→ **Work to be completed**: What is needed here is each entry reproduced exactly, without its pictures.

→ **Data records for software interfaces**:
⁂

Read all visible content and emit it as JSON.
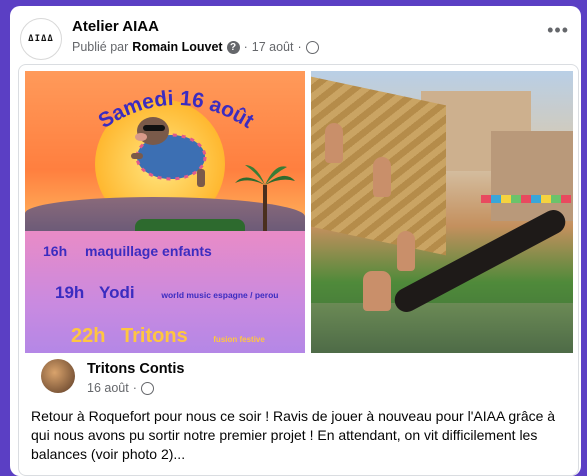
{
  "post": {
    "avatar_text": "ΔΙΔΔ",
    "page_name": "Atelier AIAA",
    "published_by_prefix": "Publié par",
    "author": "Romain Louvet",
    "date": "17 août",
    "more": "•••"
  },
  "poster": {
    "headline": "Samedi 16 août",
    "line1_time": "16h",
    "line1_text": "maquillage enfants",
    "line2_time": "19h",
    "line2_name": "Yodi",
    "line2_note": "world music espagne / perou",
    "line3_time": "22h",
    "line3_name": "Tritons",
    "line3_note": "fusion festive"
  },
  "shared": {
    "name": "Tritons Contis",
    "date": "16 août",
    "text": "Retour à Roquefort pour nous ce soir ! Ravis de jouer à nouveau pour l'AIAA grâce à qui nous avons pu sortir notre premier projet ! En attendant, on vit difficilement les balances (voir photo 2)..."
  },
  "colors": {
    "background": "#5b3fc4",
    "card": "#ffffff",
    "poster_text": "#3b2cc0",
    "poster_accent": "#ffc640"
  }
}
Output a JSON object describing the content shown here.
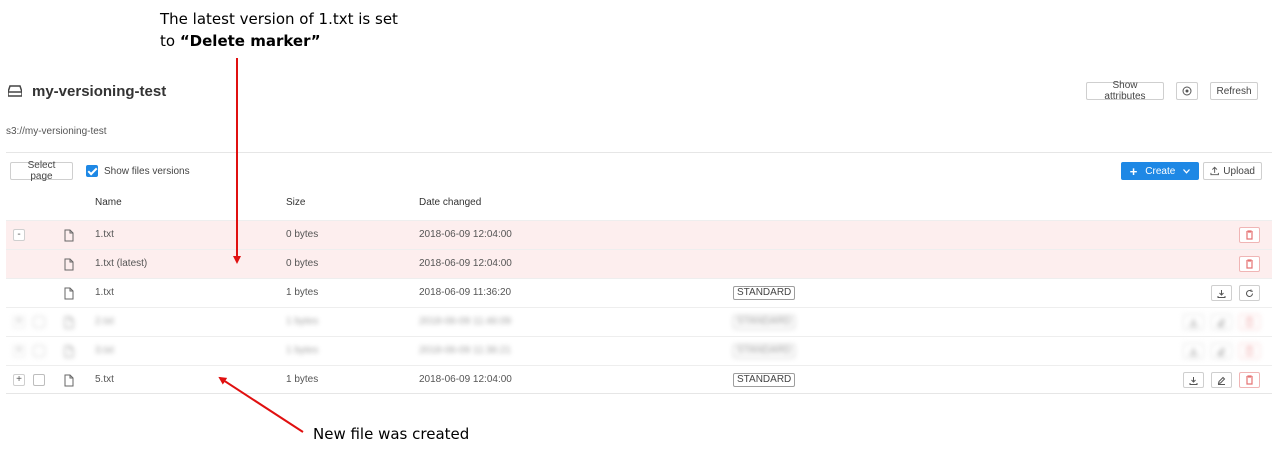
{
  "annotations": {
    "top_line1": "The latest version of 1.txt is set",
    "top_line2_prefix": "to ",
    "top_line2_bold": "“Delete marker”",
    "bottom": "New file was created"
  },
  "header": {
    "title": "my-versioning-test",
    "path": "s3://my-versioning-test",
    "show_attributes": "Show attributes",
    "refresh": "Refresh"
  },
  "toolbar": {
    "select_page": "Select page",
    "show_versions": "Show files versions",
    "create": "Create",
    "upload": "Upload"
  },
  "columns": {
    "name": "Name",
    "size": "Size",
    "date": "Date changed"
  },
  "rows": [
    {
      "expand": "-",
      "name": "1.txt",
      "size": "0 bytes",
      "date": "2018-06-09 12:04:00",
      "storage": ""
    },
    {
      "expand": "",
      "name": "1.txt (latest)",
      "size": "0 bytes",
      "date": "2018-06-09 12:04:00",
      "storage": ""
    },
    {
      "expand": "",
      "name": "1.txt",
      "size": "1 bytes",
      "date": "2018-06-09 11:36:20",
      "storage": "STANDARD"
    },
    {
      "expand": "+",
      "name": "2.txt",
      "size": "1 bytes",
      "date": "2018-06-09 11:46:09",
      "storage": "STANDARD"
    },
    {
      "expand": "+",
      "name": "3.txt",
      "size": "1 bytes",
      "date": "2018-06-09 11:36:21",
      "storage": "STANDARD"
    },
    {
      "expand": "+",
      "name": "5.txt",
      "size": "1 bytes",
      "date": "2018-06-09 12:04:00",
      "storage": "STANDARD"
    }
  ],
  "colors": {
    "accent": "#1e88e5",
    "delete_row": "#fdeeee",
    "arrow": "#e01010",
    "delete_icon": "#e57373"
  }
}
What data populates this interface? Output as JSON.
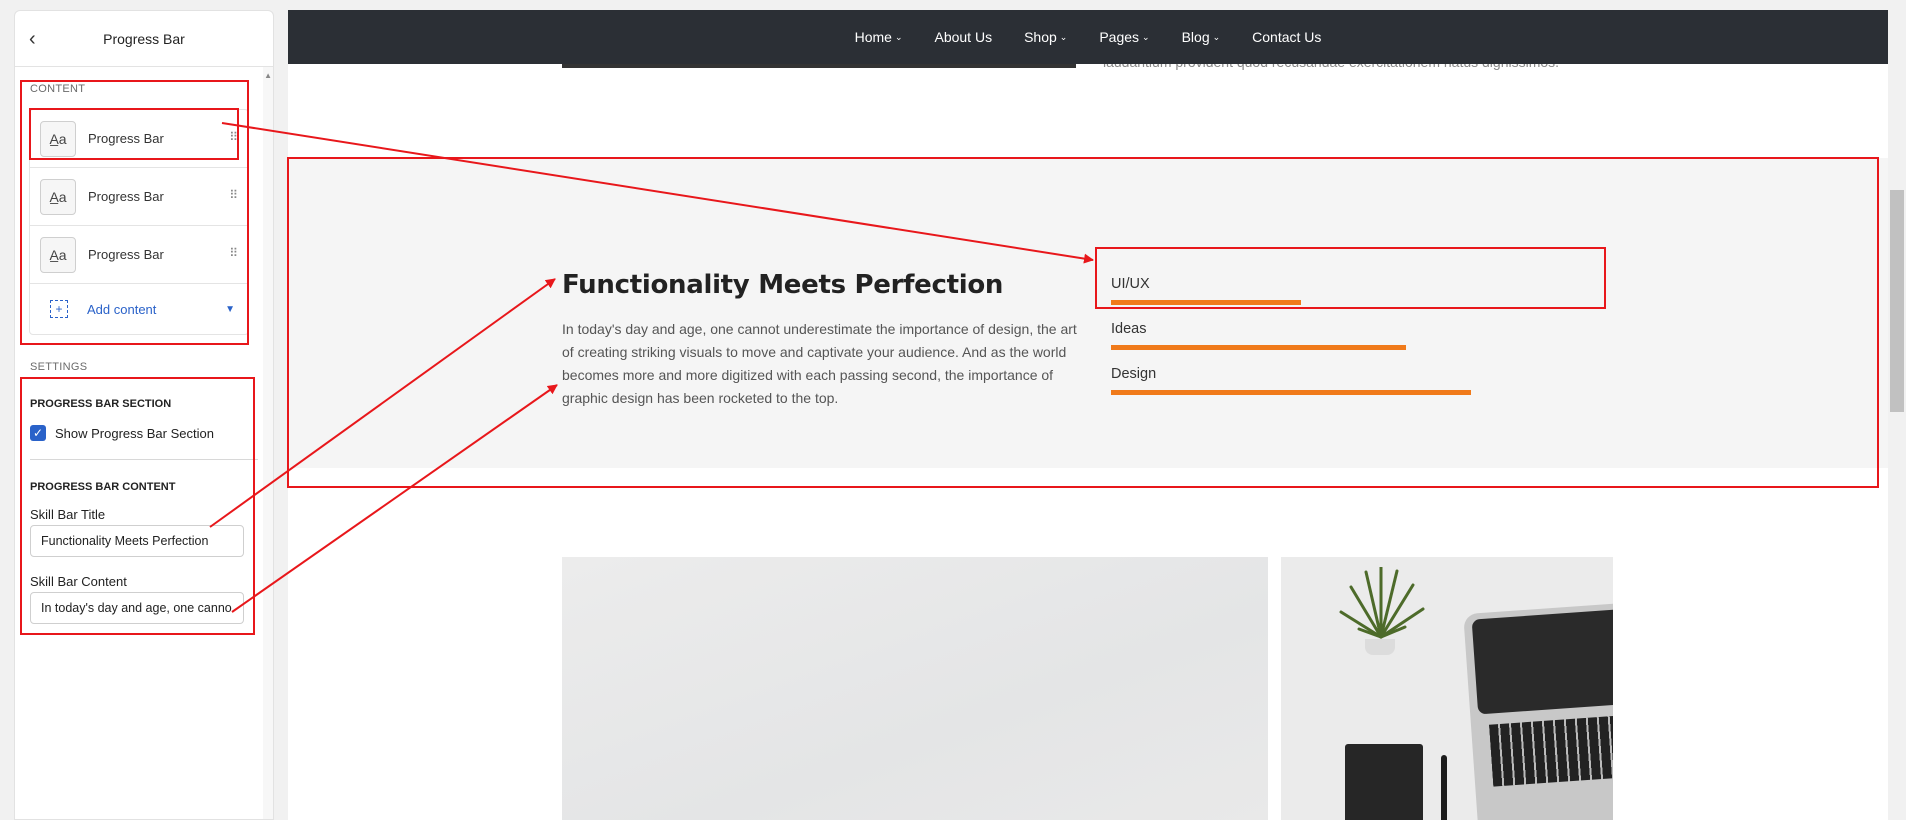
{
  "panel": {
    "title": "Progress Bar",
    "content_label": "CONTENT",
    "items": [
      {
        "label": "Progress Bar"
      },
      {
        "label": "Progress Bar"
      },
      {
        "label": "Progress Bar"
      }
    ],
    "add_content_label": "Add content",
    "settings_label": "SETTINGS",
    "section_group": "PROGRESS BAR SECTION",
    "show_section_label": "Show Progress Bar Section",
    "show_section_checked": true,
    "content_group": "PROGRESS BAR CONTENT",
    "title_field_label": "Skill Bar Title",
    "title_field_value": "Functionality Meets Perfection",
    "content_field_label": "Skill Bar Content",
    "content_field_value": "In today's day and age, one canno"
  },
  "navbar": {
    "items": [
      {
        "label": "Home",
        "has_caret": true
      },
      {
        "label": "About Us",
        "has_caret": false
      },
      {
        "label": "Shop",
        "has_caret": true
      },
      {
        "label": "Pages",
        "has_caret": true
      },
      {
        "label": "Blog",
        "has_caret": true
      },
      {
        "label": "Contact Us",
        "has_caret": false
      }
    ]
  },
  "top_strip_text": "laudantium provident quod recusandae exercitationem natus dignissimos.",
  "section": {
    "heading": "Functionality Meets Perfection",
    "paragraph": "In today's day and age, one cannot underestimate the importance of design, the art of creating striking visuals to move and captivate your audience. And as the world becomes more and more digitized with each passing second, the importance of graphic design has been rocketed to the top.",
    "skills": [
      {
        "label": "UI/UX",
        "percent": 38
      },
      {
        "label": "Ideas",
        "percent": 59
      },
      {
        "label": "Design",
        "percent": 72
      }
    ]
  },
  "colors": {
    "accent": "#f07a1a",
    "navbar": "#2b2f35",
    "annotation": "#e8171b",
    "link": "#2a62c9"
  }
}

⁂

→ **Reply to the task**:
Read all visible content and emit it as JSON.
{
  "post": {
    "avatar_text": "ΔΙΔΔ",
    "page_name": "Atelier AIAA",
    "published_by_prefix": "Publié par",
    "author": "Romain Louvet",
    "date": "17 août",
    "more": "•••"
  },
  "poster": {
    "headline": "Samedi 16 août",
    "line1_time": "16h",
    "line1_text": "maquillage enfants",
    "line2_time": "19h",
    "line2_name": "Yodi",
    "line2_note": "world music espagne / perou",
    "line3_time": "22h",
    "line3_name": "Tritons",
    "line3_note": "fusion festive"
  },
  "shared": {
    "name": "Tritons Contis",
    "date": "16 août",
    "text": "Retour à Roquefort pour nous ce soir ! Ravis de jouer à nouveau pour l'AIAA grâce à qui nous avons pu sortir notre premier projet ! En attendant, on vit difficilement les balances (voir photo 2)..."
  },
  "colors": {
    "background": "#5b3fc4",
    "card": "#ffffff",
    "poster_text": "#3b2cc0",
    "poster_accent": "#ffc640"
  }
}
Output a JSON object describing the content shown here.
{
  "annotations": {
    "top_line1": "The latest version of 1.txt is set",
    "top_line2_prefix": "to ",
    "top_line2_bold": "“Delete marker”",
    "bottom": "New file was created"
  },
  "header": {
    "title": "my-versioning-test",
    "path": "s3://my-versioning-test",
    "show_attributes": "Show attributes",
    "refresh": "Refresh"
  },
  "toolbar": {
    "select_page": "Select page",
    "show_versions": "Show files versions",
    "create": "Create",
    "upload": "Upload"
  },
  "columns": {
    "name": "Name",
    "size": "Size",
    "date": "Date changed"
  },
  "rows": [
    {
      "expand": "-",
      "name": "1.txt",
      "size": "0 bytes",
      "date": "2018-06-09 12:04:00",
      "storage": ""
    },
    {
      "expand": "",
      "name": "1.txt (latest)",
      "size": "0 bytes",
      "date": "2018-06-09 12:04:00",
      "storage": ""
    },
    {
      "expand": "",
      "name": "1.txt",
      "size": "1 bytes",
      "date": "2018-06-09 11:36:20",
      "storage": "STANDARD"
    },
    {
      "expand": "+",
      "name": "2.txt",
      "size": "1 bytes",
      "date": "2018-06-09 11:46:09",
      "storage": "STANDARD"
    },
    {
      "expand": "+",
      "name": "3.txt",
      "size": "1 bytes",
      "date": "2018-06-09 11:36:21",
      "storage": "STANDARD"
    },
    {
      "expand": "+",
      "name": "5.txt",
      "size": "1 bytes",
      "date": "2018-06-09 12:04:00",
      "storage": "STANDARD"
    }
  ],
  "colors": {
    "accent": "#1e88e5",
    "delete_row": "#fdeeee",
    "arrow": "#e01010",
    "delete_icon": "#e57373"
  }
}
What data populates this interface? Output as JSON.
{
  "panel": {
    "title": "Progress Bar",
    "content_label": "CONTENT",
    "items": [
      {
        "label": "Progress Bar"
      },
      {
        "label": "Progress Bar"
      },
      {
        "label": "Progress Bar"
      }
    ],
    "add_content_label": "Add content",
    "settings_label": "SETTINGS",
    "section_group": "PROGRESS BAR SECTION",
    "show_section_label": "Show Progress Bar Section",
    "show_section_checked": true,
    "content_group": "PROGRESS BAR CONTENT",
    "title_field_label": "Skill Bar Title",
    "title_field_value": "Functionality Meets Perfection",
    "content_field_label": "Skill Bar Content",
    "content_field_value": "In today's day and age, one canno"
  },
  "navbar": {
    "items": [
      {
        "label": "Home",
        "has_caret": true
      },
      {
        "label": "About Us",
        "has_caret": false
      },
      {
        "label": "Shop",
        "has_caret": true
      },
      {
        "label": "Pages",
        "has_caret": true
      },
      {
        "label": "Blog",
        "has_caret": true
      },
      {
        "label": "Contact Us",
        "has_caret": false
      }
    ]
  },
  "top_strip_text": "laudantium provident quod recusandae exercitationem natus dignissimos.",
  "section": {
    "heading": "Functionality Meets Perfection",
    "paragraph": "In today's day and age, one cannot underestimate the importance of design, the art of creating striking visuals to move and captivate your audience. And as the world becomes more and more digitized with each passing second, the importance of graphic design has been rocketed to the top.",
    "skills": [
      {
        "label": "UI/UX",
        "percent": 38
      },
      {
        "label": "Ideas",
        "percent": 59
      },
      {
        "label": "Design",
        "percent": 72
      }
    ]
  },
  "colors": {
    "accent": "#f07a1a",
    "navbar": "#2b2f35",
    "annotation": "#e8171b",
    "link": "#2a62c9"
  }
}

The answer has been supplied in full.